- **WHAT YOU ARE ASKED TO DO**:
All of the entries below should be copied exactly as they appear.

- **PROVIDED MATERIAL**:
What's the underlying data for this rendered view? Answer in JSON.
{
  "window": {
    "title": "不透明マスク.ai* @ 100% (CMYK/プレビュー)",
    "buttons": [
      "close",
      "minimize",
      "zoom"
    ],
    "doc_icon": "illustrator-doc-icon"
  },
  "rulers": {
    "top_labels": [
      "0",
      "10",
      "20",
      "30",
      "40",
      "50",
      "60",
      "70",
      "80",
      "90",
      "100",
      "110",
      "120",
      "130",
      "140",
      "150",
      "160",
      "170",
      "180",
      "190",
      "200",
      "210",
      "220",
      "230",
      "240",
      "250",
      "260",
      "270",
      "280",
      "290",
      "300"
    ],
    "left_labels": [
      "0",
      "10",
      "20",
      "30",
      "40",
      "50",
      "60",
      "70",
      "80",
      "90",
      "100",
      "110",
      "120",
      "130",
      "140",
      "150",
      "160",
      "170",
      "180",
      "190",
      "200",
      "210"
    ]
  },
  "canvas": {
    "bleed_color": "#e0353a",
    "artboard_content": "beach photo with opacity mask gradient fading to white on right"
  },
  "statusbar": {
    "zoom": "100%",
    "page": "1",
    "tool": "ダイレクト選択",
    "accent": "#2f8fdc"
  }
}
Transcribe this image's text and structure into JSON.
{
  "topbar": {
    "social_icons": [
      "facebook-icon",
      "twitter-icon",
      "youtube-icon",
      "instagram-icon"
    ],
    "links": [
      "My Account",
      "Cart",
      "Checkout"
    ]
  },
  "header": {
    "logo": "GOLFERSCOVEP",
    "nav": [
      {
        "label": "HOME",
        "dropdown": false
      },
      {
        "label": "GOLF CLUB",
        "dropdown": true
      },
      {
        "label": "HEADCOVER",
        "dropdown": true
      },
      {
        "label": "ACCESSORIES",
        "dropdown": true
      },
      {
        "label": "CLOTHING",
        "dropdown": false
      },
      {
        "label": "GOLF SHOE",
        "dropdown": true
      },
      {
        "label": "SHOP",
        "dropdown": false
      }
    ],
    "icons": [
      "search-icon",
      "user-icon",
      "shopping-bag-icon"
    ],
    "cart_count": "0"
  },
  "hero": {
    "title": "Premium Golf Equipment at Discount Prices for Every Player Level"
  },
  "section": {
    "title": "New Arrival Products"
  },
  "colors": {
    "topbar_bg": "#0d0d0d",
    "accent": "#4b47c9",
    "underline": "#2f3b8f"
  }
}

- **COMPLETED TASK**:
What's the underlying data for this rendered view? Answer in JSON.
{
  "window": {
    "title": "不透明マスク.ai* @ 100% (CMYK/プレビュー)",
    "buttons": [
      "close",
      "minimize",
      "zoom"
    ],
    "doc_icon": "illustrator-doc-icon"
  },
  "rulers": {
    "top_labels": [
      "0",
      "10",
      "20",
      "30",
      "40",
      "50",
      "60",
      "70",
      "80",
      "90",
      "100",
      "110",
      "120",
      "130",
      "140",
      "150",
      "160",
      "170",
      "180",
      "190",
      "200",
      "210",
      "220",
      "230",
      "240",
      "250",
      "260",
      "270",
      "280",
      "290",
      "300"
    ],
    "left_labels": [
      "0",
      "10",
      "20",
      "30",
      "40",
      "50",
      "60",
      "70",
      "80",
      "90",
      "100",
      "110",
      "120",
      "130",
      "140",
      "150",
      "160",
      "170",
      "180",
      "190",
      "200",
      "210"
    ]
  },
  "canvas": {
    "bleed_color": "#e0353a",
    "artboard_content": "beach photo with opacity mask gradient fading to white on right"
  },
  "statusbar": {
    "zoom": "100%",
    "page": "1",
    "tool": "ダイレクト選択",
    "accent": "#2f8fdc"
  }
}
Transcribe this image's text and structure into JSON.
{
  "topbar": {
    "social_icons": [
      "facebook-icon",
      "twitter-icon",
      "youtube-icon",
      "instagram-icon"
    ],
    "links": [
      "My Account",
      "Cart",
      "Checkout"
    ]
  },
  "header": {
    "logo": "GOLFERSCOVEP",
    "nav": [
      {
        "label": "HOME",
        "dropdown": false
      },
      {
        "label": "GOLF CLUB",
        "dropdown": true
      },
      {
        "label": "HEADCOVER",
        "dropdown": true
      },
      {
        "label": "ACCESSORIES",
        "dropdown": true
      },
      {
        "label": "CLOTHING",
        "dropdown": false
      },
      {
        "label": "GOLF SHOE",
        "dropdown": true
      },
      {
        "label": "SHOP",
        "dropdown": false
      }
    ],
    "icons": [
      "search-icon",
      "user-icon",
      "shopping-bag-icon"
    ],
    "cart_count": "0"
  },
  "hero": {
    "title": "Premium Golf Equipment at Discount Prices for Every Player Level"
  },
  "section": {
    "title": "New Arrival Products"
  },
  "colors": {
    "topbar_bg": "#0d0d0d",
    "accent": "#4b47c9",
    "underline": "#2f3b8f"
  }
}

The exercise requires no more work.